I’m not immune to the holiday season and like many others have found myself wondering across different online stores looking for those illusive Christmas sales. The Right Stuf! is one of my favorites among those stores, and since it had a “12 days of savings” event in which each day brought a slew of new discounted products I’ve visited it frequently in the last few days. It was during one of these visits in which I encountered a strange sight. As I was scrolling down my web page, which was filled to the brim with discounted goods (some of which sold for less than 10$) I found myself looking at a link to the preorder page for Fate/Zero. This preorder held a hefty $379.98 price tag for non-U.S. costumers which, due to me being accustomed to the low price tags the holiday season brought forth, put me at a loss for words. I did expect Type Moon and Aniplex to make this collectible pack an exclusive expensive product. But this must be a record in greediness.

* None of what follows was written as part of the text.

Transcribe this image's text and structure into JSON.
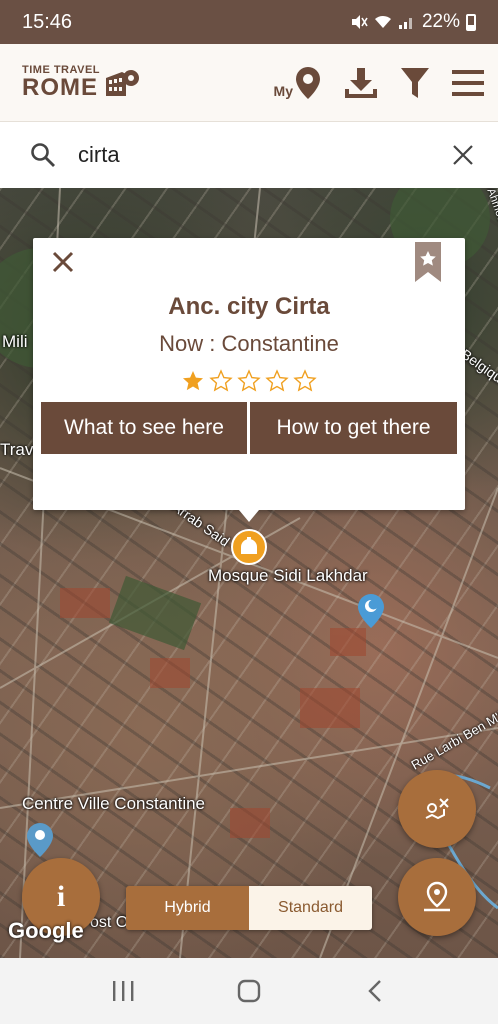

Let me explain just how this release is different than all those other expensive Japanese market Blu-ray and DVD releases. I’m not a novice when it comes to Japanese market prices. I’ve bought my fair share of Japanese Blu-rays, some of which cost me up to 300$ for a box set of a whole series. But here lies the catch – this upcoming Fate/Zero box set contains only half of the series’ episodes. The second half will cost you another $379.98, which comes to a total of 760$ (tax and shipping expenses for anyone living outside the U.S. not included). To be honest with you, there have been more expensive releases in Japan, the most famous of which being the Card Captor Sakura Blu-ray release. This remastered Blu-ray edition was split into two collections (the Clow Cards act and the Sakura Cards act) each bearing the price tag of 90,000? for a whooping combined price of 180,000?! (This translates to about 2,304$).
So Fate/Zero is not the most expensive piece out there, but I can’t help feeling that all those who buy both Fate/Zero Blu-ray sets will still essentially be missing half a series. Fate/Zero is the prequel to Fate/Stay Night, which was released on Blu-ray in Japan but was never released on Blu-ray in the U.S., and probably never will. Even if it was, will you be willing to pay another 760$ for it? Will you end up paying 120,000? to own a complete set of both Zero and Stay Night?
Fate/Zero is an anomaly – It’s only half a series and is split further into two 1/4 collections. I’m a Fate/Stay fan, but I’m also a conscious consumer, and I call bogus. Price is usually not an issue when it comes to buying a physical copy of your beloved masterpieces. But the sky does have its limits, and most of us aren’t astronaut.